Amber Rose Revah was fantastic as Dinah Madani, a complicated character who was both working against Castle and fighting alongside him. Between her and Karen Page (Deborah Ann Woll), "Punisher" continued the trend of a strong female presence in Marvel's Netflix series.
Now let's talk bad guys. The success of the genre depends on them, and "Punisher" has awesome villains.
The devolution of Billy Russo (Ben Barnes) was my favorite part of the show; watching him transition from a pseudo-hero to a twisted villain.
At first, he was "dating" Madani, defending Castle and running a thriving business. By season's end, he's shooting it out with Madani and Castle on a merry-go-round and getting his face scraped off.
This arch didn't feel forced. The choices made sense every step of the way, which should do wonders in setting up season 2. We now understand exactly how Jigsaw came to be, making him a much more compelling villain in the future. That's some solid long-term planning.
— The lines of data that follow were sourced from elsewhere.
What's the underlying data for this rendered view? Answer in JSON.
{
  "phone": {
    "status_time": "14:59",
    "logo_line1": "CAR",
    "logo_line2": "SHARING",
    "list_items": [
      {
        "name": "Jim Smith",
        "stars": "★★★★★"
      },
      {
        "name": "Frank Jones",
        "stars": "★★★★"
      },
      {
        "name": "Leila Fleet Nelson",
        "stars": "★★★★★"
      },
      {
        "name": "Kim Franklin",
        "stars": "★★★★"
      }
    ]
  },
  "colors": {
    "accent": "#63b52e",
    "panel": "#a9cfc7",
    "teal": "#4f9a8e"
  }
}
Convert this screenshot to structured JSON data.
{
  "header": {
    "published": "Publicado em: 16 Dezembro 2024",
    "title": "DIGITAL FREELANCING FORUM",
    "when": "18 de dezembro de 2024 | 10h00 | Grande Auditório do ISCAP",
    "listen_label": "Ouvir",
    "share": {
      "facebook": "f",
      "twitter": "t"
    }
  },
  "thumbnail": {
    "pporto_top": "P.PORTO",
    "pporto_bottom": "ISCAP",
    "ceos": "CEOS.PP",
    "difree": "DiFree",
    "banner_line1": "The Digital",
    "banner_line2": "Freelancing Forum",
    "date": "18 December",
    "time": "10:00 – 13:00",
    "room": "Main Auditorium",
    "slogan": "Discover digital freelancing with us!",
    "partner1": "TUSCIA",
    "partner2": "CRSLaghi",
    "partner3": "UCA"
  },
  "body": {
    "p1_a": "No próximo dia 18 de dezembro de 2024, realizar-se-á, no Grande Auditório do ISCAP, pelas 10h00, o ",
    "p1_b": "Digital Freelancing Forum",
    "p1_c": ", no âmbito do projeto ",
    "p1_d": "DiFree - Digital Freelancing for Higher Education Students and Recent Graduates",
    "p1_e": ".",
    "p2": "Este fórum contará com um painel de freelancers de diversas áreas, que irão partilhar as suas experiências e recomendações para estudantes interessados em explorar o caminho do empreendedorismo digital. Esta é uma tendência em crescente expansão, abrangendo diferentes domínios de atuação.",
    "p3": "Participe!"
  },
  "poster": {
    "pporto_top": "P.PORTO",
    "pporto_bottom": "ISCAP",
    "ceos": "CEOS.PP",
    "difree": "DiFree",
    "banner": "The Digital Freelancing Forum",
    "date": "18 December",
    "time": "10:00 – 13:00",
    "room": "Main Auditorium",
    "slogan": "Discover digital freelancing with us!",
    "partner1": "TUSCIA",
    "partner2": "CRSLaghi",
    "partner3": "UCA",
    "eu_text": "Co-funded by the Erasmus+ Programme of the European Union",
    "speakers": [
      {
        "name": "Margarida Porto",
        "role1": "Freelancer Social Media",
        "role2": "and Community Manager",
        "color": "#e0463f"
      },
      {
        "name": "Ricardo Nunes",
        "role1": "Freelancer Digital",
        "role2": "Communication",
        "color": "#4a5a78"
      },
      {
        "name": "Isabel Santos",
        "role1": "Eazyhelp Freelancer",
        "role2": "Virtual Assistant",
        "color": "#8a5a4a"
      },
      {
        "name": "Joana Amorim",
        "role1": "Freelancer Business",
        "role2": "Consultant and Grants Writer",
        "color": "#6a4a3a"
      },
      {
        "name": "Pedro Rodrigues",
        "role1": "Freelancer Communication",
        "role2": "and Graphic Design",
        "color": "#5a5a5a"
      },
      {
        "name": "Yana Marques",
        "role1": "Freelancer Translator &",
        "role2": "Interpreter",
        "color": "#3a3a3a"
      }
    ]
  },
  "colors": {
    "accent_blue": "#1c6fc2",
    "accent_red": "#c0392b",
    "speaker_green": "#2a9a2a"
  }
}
The entire series is a diversion from the "super power" element in most comic books. The villains are as street-level as the heroes, dealing with real problems rather than fantastical ones; a nice change of pace for Marvel.
Lewis Walcott (Daniel Webber) was a scene stealer throughout the season. Watching him spiral into terrorism echoed some real-world dangers of PTSD. It wasn't overly political, which was a concern of mine. It was executed very subtly.
(Take note, "American Horror Story.")
I've beaten the point to death, but I really enjoyed The Punisher. It won't to everyone - I mean shit, there were scenes in the last two episodes that even I had trouble watching. But if you can power through some on-screen violence, this one should absolutely be in your queue.
Bravo Marvel. Can't wait for the next one.